Under the TCPA, debt collectors are generally required to obtain prior express consent from consumers before sending text messages related to debt collection. If a debt collector sends unsolicited text messages to a consumer after repossession without having obtained their prior express consent, it would be a TCPA violation. Consumers have the right to refuse such text messages and should consider informing debt collectors of their consent revocation in writing to reinforce their position.

Failure to Honor Opt-Out Requests

The TCPA mandates that debt collectors and telemarketers provide an opt-out mechanism during each call, allowing consumers to request to be added to their internal “Do Not Call” list. If a consumer explicitly requests to opt-out of further communications and the debt collector continues to contact them afterward, it would be a TCPA violation. Consumers should keep a record of their opt-out requests and any subsequent communications received to provide evidence of the violation if necessary.

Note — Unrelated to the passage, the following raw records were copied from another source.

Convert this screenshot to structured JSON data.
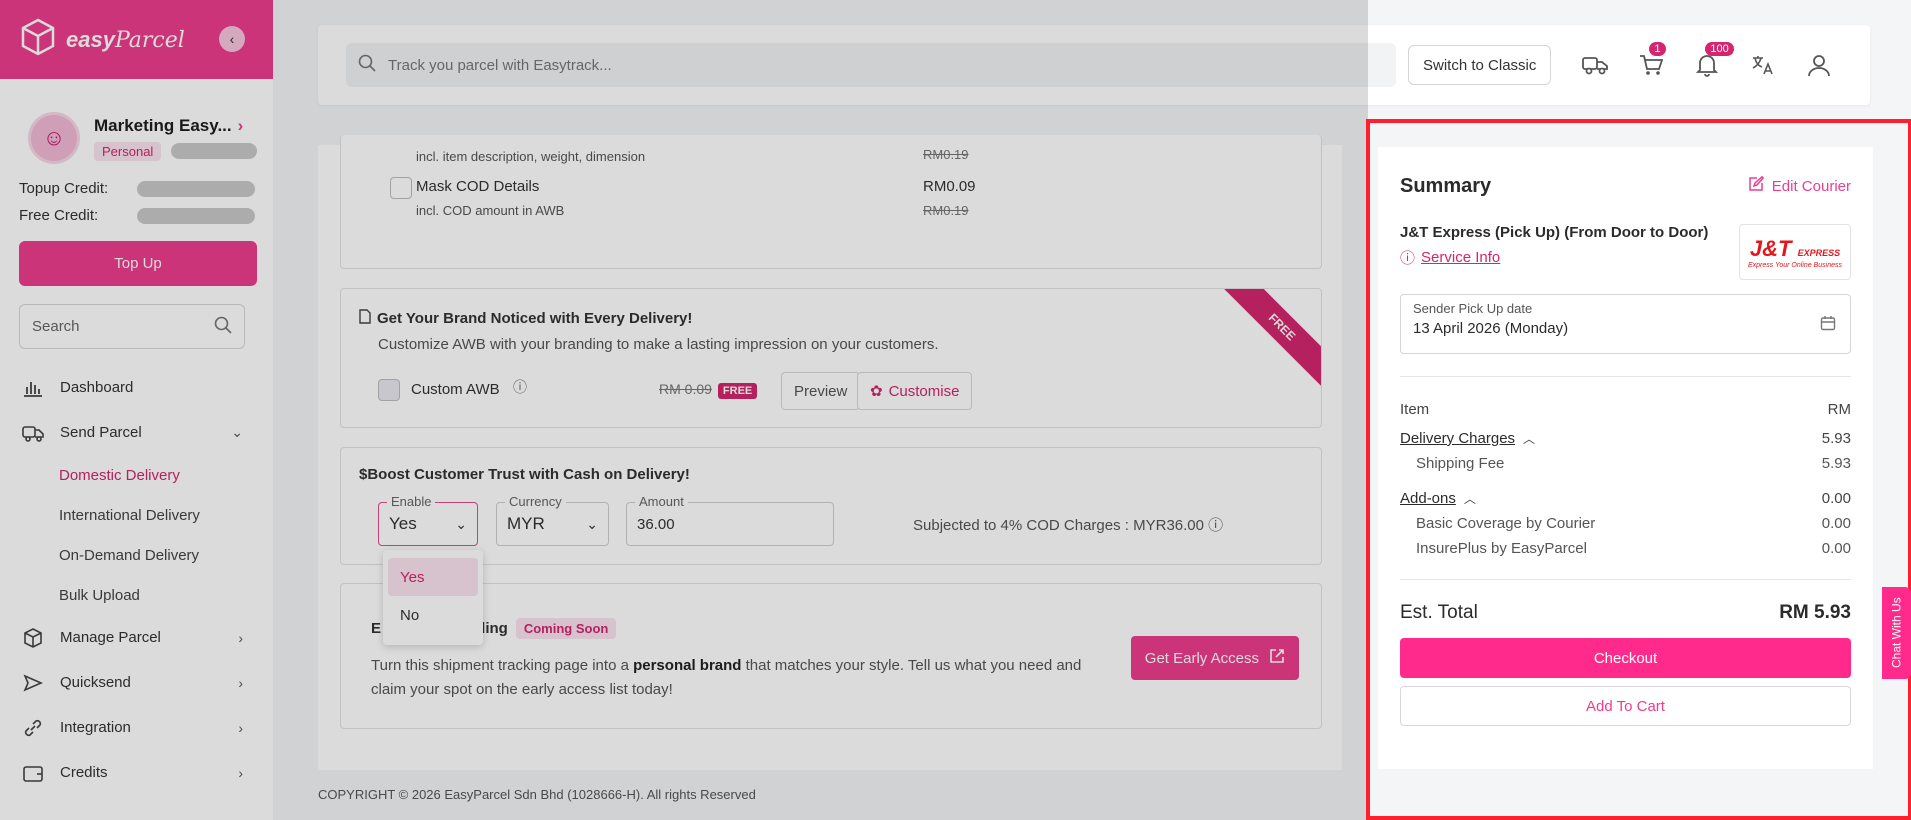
{
  "brand": {
    "name_bold": "easy",
    "name_italic": "Parcel"
  },
  "profile": {
    "name": "Marketing Easy...",
    "tag": "Personal"
  },
  "credits": {
    "topup_label": "Topup Credit:",
    "free_label": "Free Credit:",
    "topup_button": "Top Up"
  },
  "sidebar_search": {
    "placeholder": "Search"
  },
  "nav": {
    "dashboard": "Dashboard",
    "send_parcel": "Send Parcel",
    "sub": [
      "Domestic Delivery",
      "International Delivery",
      "On-Demand Delivery",
      "Bulk Upload"
    ],
    "manage_parcel": "Manage Parcel",
    "quicksend": "Quicksend",
    "integration": "Integration",
    "credits": "Credits"
  },
  "topbar": {
    "search_placeholder": "Track you parcel with Easytrack...",
    "switch_classic": "Switch to Classic",
    "cart_badge": "1",
    "notif_badge": "100"
  },
  "addons": {
    "item_desc": "incl. item description, weight, dimension",
    "item_price_old": "RM0.19",
    "mask_cod_title": "Mask COD Details",
    "mask_cod_desc": "incl. COD amount in AWB",
    "mask_cod_price": "RM0.09",
    "mask_cod_price_old": "RM0.19"
  },
  "branding": {
    "title": "Get Your Brand Noticed with Every Delivery!",
    "desc": "Customize AWB with your branding to make a lasting impression on your customers.",
    "custom_awb": "Custom AWB",
    "price_old": "RM 0.09",
    "free_tag": "FREE",
    "preview": "Preview",
    "customise": "Customise",
    "ribbon": "FREE"
  },
  "cod": {
    "title": "Boost Customer Trust with Cash on Delivery!",
    "enable_label": "Enable",
    "enable_value": "Yes",
    "currency_label": "Currency",
    "currency_value": "MYR",
    "amount_label": "Amount",
    "amount_value": "36.00",
    "note": "Subjected to 4% COD Charges : MYR36.00",
    "options": [
      "Yes",
      "No"
    ]
  },
  "tracking": {
    "title_prefix": "E",
    "title_suffix": "nding",
    "coming": "Coming Soon",
    "desc_1": "Turn this shipment tracking page into a ",
    "desc_bold": "personal brand",
    "desc_2": " that matches your style. Tell us what you need and claim your spot on the early access list today!",
    "button": "Get Early Access"
  },
  "copyright": "COPYRIGHT © 2026 EasyParcel Sdn Bhd (1028666-H). All rights Reserved",
  "summary": {
    "title": "Summary",
    "edit_courier": "Edit Courier",
    "courier_name": "J&T Express (Pick Up) (From Door to Door)",
    "service_info": "Service Info",
    "logo_big": "J&T",
    "logo_express": "EXPRESS",
    "logo_tagline": "Express Your Online Business",
    "date_label": "Sender Pick Up date",
    "date_value": "13 April 2026 (Monday)",
    "item_label": "Item",
    "currency": "RM",
    "delivery_charges": "Delivery Charges",
    "delivery_charges_value": "5.93",
    "shipping_fee": "Shipping Fee",
    "shipping_fee_value": "5.93",
    "addons": "Add-ons",
    "addons_value": "0.00",
    "basic_coverage": "Basic Coverage by Courier",
    "basic_coverage_value": "0.00",
    "insureplus": "InsurePlus by EasyParcel",
    "insureplus_value": "0.00",
    "est_total": "Est. Total",
    "est_total_value": "RM 5.93",
    "checkout": "Checkout",
    "add_to_cart": "Add To Cart"
  },
  "chat": "Chat With Us",
  "colors": {
    "brand_pink": "#ee3d8f",
    "highlight_red": "#ff1f2d",
    "checkout_pink": "#ff2a8b"
  }
}
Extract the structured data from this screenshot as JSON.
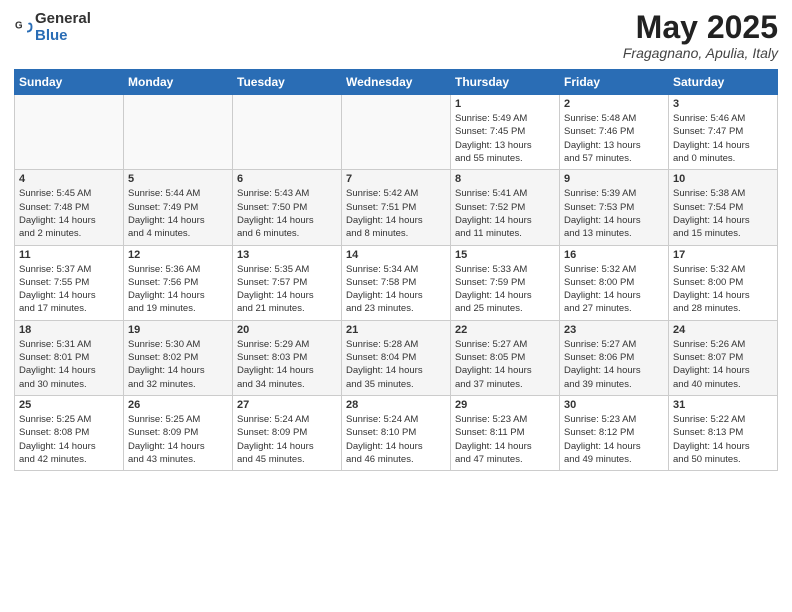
{
  "header": {
    "logo_general": "General",
    "logo_blue": "Blue",
    "title": "May 2025",
    "subtitle": "Fragagnano, Apulia, Italy"
  },
  "weekdays": [
    "Sunday",
    "Monday",
    "Tuesday",
    "Wednesday",
    "Thursday",
    "Friday",
    "Saturday"
  ],
  "weeks": [
    [
      {
        "day": "",
        "info": ""
      },
      {
        "day": "",
        "info": ""
      },
      {
        "day": "",
        "info": ""
      },
      {
        "day": "",
        "info": ""
      },
      {
        "day": "1",
        "info": "Sunrise: 5:49 AM\nSunset: 7:45 PM\nDaylight: 13 hours\nand 55 minutes."
      },
      {
        "day": "2",
        "info": "Sunrise: 5:48 AM\nSunset: 7:46 PM\nDaylight: 13 hours\nand 57 minutes."
      },
      {
        "day": "3",
        "info": "Sunrise: 5:46 AM\nSunset: 7:47 PM\nDaylight: 14 hours\nand 0 minutes."
      }
    ],
    [
      {
        "day": "4",
        "info": "Sunrise: 5:45 AM\nSunset: 7:48 PM\nDaylight: 14 hours\nand 2 minutes."
      },
      {
        "day": "5",
        "info": "Sunrise: 5:44 AM\nSunset: 7:49 PM\nDaylight: 14 hours\nand 4 minutes."
      },
      {
        "day": "6",
        "info": "Sunrise: 5:43 AM\nSunset: 7:50 PM\nDaylight: 14 hours\nand 6 minutes."
      },
      {
        "day": "7",
        "info": "Sunrise: 5:42 AM\nSunset: 7:51 PM\nDaylight: 14 hours\nand 8 minutes."
      },
      {
        "day": "8",
        "info": "Sunrise: 5:41 AM\nSunset: 7:52 PM\nDaylight: 14 hours\nand 11 minutes."
      },
      {
        "day": "9",
        "info": "Sunrise: 5:39 AM\nSunset: 7:53 PM\nDaylight: 14 hours\nand 13 minutes."
      },
      {
        "day": "10",
        "info": "Sunrise: 5:38 AM\nSunset: 7:54 PM\nDaylight: 14 hours\nand 15 minutes."
      }
    ],
    [
      {
        "day": "11",
        "info": "Sunrise: 5:37 AM\nSunset: 7:55 PM\nDaylight: 14 hours\nand 17 minutes."
      },
      {
        "day": "12",
        "info": "Sunrise: 5:36 AM\nSunset: 7:56 PM\nDaylight: 14 hours\nand 19 minutes."
      },
      {
        "day": "13",
        "info": "Sunrise: 5:35 AM\nSunset: 7:57 PM\nDaylight: 14 hours\nand 21 minutes."
      },
      {
        "day": "14",
        "info": "Sunrise: 5:34 AM\nSunset: 7:58 PM\nDaylight: 14 hours\nand 23 minutes."
      },
      {
        "day": "15",
        "info": "Sunrise: 5:33 AM\nSunset: 7:59 PM\nDaylight: 14 hours\nand 25 minutes."
      },
      {
        "day": "16",
        "info": "Sunrise: 5:32 AM\nSunset: 8:00 PM\nDaylight: 14 hours\nand 27 minutes."
      },
      {
        "day": "17",
        "info": "Sunrise: 5:32 AM\nSunset: 8:00 PM\nDaylight: 14 hours\nand 28 minutes."
      }
    ],
    [
      {
        "day": "18",
        "info": "Sunrise: 5:31 AM\nSunset: 8:01 PM\nDaylight: 14 hours\nand 30 minutes."
      },
      {
        "day": "19",
        "info": "Sunrise: 5:30 AM\nSunset: 8:02 PM\nDaylight: 14 hours\nand 32 minutes."
      },
      {
        "day": "20",
        "info": "Sunrise: 5:29 AM\nSunset: 8:03 PM\nDaylight: 14 hours\nand 34 minutes."
      },
      {
        "day": "21",
        "info": "Sunrise: 5:28 AM\nSunset: 8:04 PM\nDaylight: 14 hours\nand 35 minutes."
      },
      {
        "day": "22",
        "info": "Sunrise: 5:27 AM\nSunset: 8:05 PM\nDaylight: 14 hours\nand 37 minutes."
      },
      {
        "day": "23",
        "info": "Sunrise: 5:27 AM\nSunset: 8:06 PM\nDaylight: 14 hours\nand 39 minutes."
      },
      {
        "day": "24",
        "info": "Sunrise: 5:26 AM\nSunset: 8:07 PM\nDaylight: 14 hours\nand 40 minutes."
      }
    ],
    [
      {
        "day": "25",
        "info": "Sunrise: 5:25 AM\nSunset: 8:08 PM\nDaylight: 14 hours\nand 42 minutes."
      },
      {
        "day": "26",
        "info": "Sunrise: 5:25 AM\nSunset: 8:09 PM\nDaylight: 14 hours\nand 43 minutes."
      },
      {
        "day": "27",
        "info": "Sunrise: 5:24 AM\nSunset: 8:09 PM\nDaylight: 14 hours\nand 45 minutes."
      },
      {
        "day": "28",
        "info": "Sunrise: 5:24 AM\nSunset: 8:10 PM\nDaylight: 14 hours\nand 46 minutes."
      },
      {
        "day": "29",
        "info": "Sunrise: 5:23 AM\nSunset: 8:11 PM\nDaylight: 14 hours\nand 47 minutes."
      },
      {
        "day": "30",
        "info": "Sunrise: 5:23 AM\nSunset: 8:12 PM\nDaylight: 14 hours\nand 49 minutes."
      },
      {
        "day": "31",
        "info": "Sunrise: 5:22 AM\nSunset: 8:13 PM\nDaylight: 14 hours\nand 50 minutes."
      }
    ]
  ]
}
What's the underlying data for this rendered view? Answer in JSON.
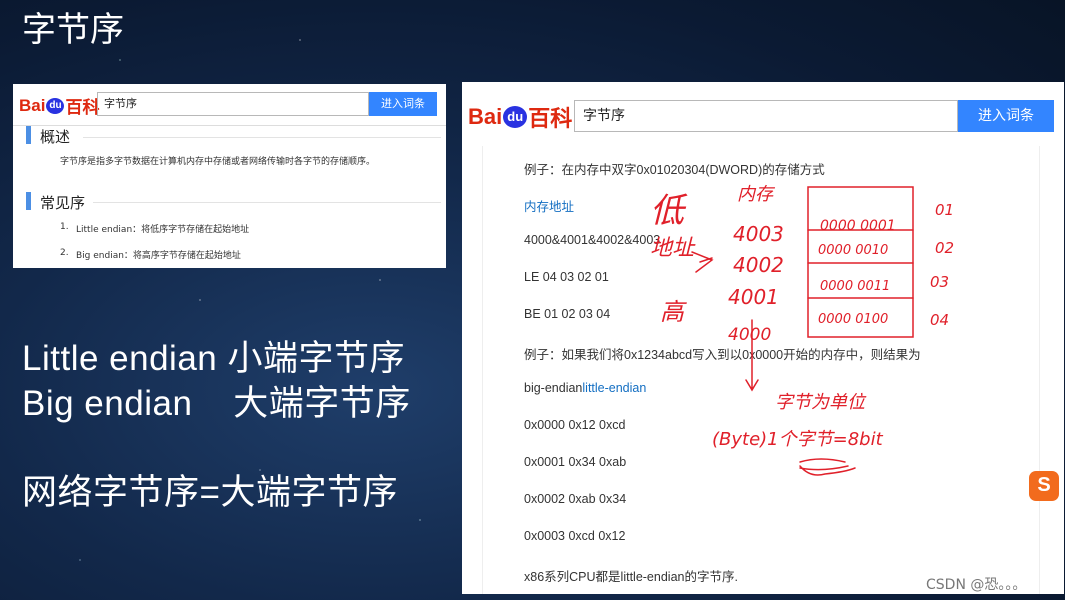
{
  "slide": {
    "title": "字节序",
    "line1": "Little endian 小端字节序",
    "line2": "Big endian    大端字节序",
    "line3": "网络字节序=大端字节序"
  },
  "brand": {
    "bai": "Bai",
    "du": "du",
    "baike": "百科",
    "accent": "#3385ff",
    "logo_red": "#de2910"
  },
  "screenshot_small": {
    "search_value": "字节序",
    "button": "进入词条",
    "section1_title": "概述",
    "section1_text": "字节序是指多字节数据在计算机内存中存储或者网络传输时各字节的存储顺序。",
    "section2_title": "常见序",
    "item1_num": "1.",
    "item1_text": "Little endian：将低序字节存储在起始地址",
    "item2_num": "2.",
    "item2_text": "Big endian：将高序字节存储在起始地址"
  },
  "screenshot_large": {
    "search_value": "字节序",
    "button": "进入词条",
    "rows": {
      "example1": "例子：在内存中双字0x01020304(DWORD)的存储方式",
      "mem_addr": "内存地址",
      "addrs": "4000&4001&4002&4003",
      "le": "LE 04 03 02 01",
      "be": "BE 01 02 03 04",
      "example2": "例子：如果我们将0x1234abcd写入到以0x0000开始的内存中，则结果为",
      "big": "big-endian",
      "little": "little-endian",
      "r0": "0x0000 0x12 0xcd",
      "r1": "0x0001 0x34 0xab",
      "r2": "0x0002 0xab 0x34",
      "r3": "0x0003 0xcd 0x12",
      "x86": "x86系列CPU都是little-endian的字节序."
    }
  },
  "annotations": {
    "low": "低",
    "addr": "地址",
    "high": "高",
    "mem": "内存",
    "a4003": "4003",
    "a4002": "4002",
    "a4001": "4001",
    "a4000": "4000",
    "b1": "0000 0001",
    "b2": "0000 0010",
    "b3": "0000 0011",
    "b4": "0000 0100",
    "n01": "01",
    "n02": "02",
    "n03": "03",
    "n04": "04",
    "unit": "字节为单位",
    "byte": "(Byte)1个字节=8bit",
    "ink_color": "#e0202a"
  },
  "sogou_icon": "S",
  "watermark": "CSDN @恐。。。"
}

The TCPA Limits Post-Repossession Robocalls and Collection Texts

Recognizing potential TCPA violations empowers consumers to assert their rights, take appropriate action, and protect themselves from unlawful debt collection calls. Calling without prior express consent and failure to honor opt-out requests are common TCPA violations.

Consumers should be vigilant, refuse unwanted calls without prior consent, and assert their right to opt-out of further communications. By understanding their TCPA rights, consumers can navigate post-repossession debt collection with confidence and ensure fair treatment in communications.

If you think a debt collector has violated your TCPA rights, claim your free consultation with Thompson Consumer Law Group. Our legal team will review your case and guide you through the legal intricacies of these violations, as well as the types of damages that you can seek. Get in touch with us today!